Exercise directions: Give only the number of lines in these records that contain the word "Blazor".

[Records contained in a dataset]
Segment Open

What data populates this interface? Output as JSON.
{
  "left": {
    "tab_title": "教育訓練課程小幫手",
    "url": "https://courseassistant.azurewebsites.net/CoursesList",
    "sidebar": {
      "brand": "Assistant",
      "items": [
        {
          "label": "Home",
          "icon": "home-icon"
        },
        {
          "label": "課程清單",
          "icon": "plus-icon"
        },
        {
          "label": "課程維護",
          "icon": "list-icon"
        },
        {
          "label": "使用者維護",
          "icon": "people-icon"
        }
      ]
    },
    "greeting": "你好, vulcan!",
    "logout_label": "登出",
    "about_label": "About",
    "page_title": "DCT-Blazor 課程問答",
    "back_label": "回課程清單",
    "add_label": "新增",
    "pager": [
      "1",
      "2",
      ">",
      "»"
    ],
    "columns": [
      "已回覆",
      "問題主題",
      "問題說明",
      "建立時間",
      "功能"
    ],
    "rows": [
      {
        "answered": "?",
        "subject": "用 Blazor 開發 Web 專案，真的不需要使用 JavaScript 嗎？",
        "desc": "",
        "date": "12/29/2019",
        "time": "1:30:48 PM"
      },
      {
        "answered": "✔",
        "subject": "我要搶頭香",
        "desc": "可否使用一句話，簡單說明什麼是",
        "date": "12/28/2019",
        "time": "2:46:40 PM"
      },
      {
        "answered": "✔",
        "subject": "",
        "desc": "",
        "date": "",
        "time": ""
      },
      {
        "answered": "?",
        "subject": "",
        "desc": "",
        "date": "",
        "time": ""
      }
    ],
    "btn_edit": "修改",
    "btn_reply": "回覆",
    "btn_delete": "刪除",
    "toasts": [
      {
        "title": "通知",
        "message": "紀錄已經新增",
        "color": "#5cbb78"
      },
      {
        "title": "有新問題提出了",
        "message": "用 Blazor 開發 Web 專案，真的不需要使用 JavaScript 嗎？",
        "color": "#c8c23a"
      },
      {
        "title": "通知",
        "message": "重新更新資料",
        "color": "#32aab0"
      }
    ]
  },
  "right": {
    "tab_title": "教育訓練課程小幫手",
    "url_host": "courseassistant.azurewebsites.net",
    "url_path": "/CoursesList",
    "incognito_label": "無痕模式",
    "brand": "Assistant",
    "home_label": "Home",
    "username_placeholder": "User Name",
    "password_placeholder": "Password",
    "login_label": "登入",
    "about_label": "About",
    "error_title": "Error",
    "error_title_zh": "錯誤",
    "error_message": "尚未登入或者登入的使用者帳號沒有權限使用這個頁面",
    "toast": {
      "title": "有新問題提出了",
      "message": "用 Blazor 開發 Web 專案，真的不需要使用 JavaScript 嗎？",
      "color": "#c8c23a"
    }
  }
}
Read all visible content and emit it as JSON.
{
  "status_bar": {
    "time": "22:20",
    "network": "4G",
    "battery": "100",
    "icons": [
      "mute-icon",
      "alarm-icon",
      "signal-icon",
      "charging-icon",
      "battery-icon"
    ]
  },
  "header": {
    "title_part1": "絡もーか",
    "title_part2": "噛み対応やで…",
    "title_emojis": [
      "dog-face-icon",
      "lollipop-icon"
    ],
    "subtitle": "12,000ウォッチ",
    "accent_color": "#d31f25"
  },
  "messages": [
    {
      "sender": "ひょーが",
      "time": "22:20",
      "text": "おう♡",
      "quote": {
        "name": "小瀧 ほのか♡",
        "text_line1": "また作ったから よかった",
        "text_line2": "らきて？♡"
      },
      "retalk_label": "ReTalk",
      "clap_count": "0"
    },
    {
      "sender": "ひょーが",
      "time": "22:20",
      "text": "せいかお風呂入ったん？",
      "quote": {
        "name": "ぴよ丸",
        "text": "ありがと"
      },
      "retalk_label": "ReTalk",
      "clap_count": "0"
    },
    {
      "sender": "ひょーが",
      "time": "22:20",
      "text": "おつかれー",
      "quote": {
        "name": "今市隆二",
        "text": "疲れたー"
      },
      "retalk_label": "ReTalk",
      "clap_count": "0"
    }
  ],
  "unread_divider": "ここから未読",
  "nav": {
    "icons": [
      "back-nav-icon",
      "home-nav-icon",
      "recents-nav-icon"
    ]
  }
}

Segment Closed

Task answer: 4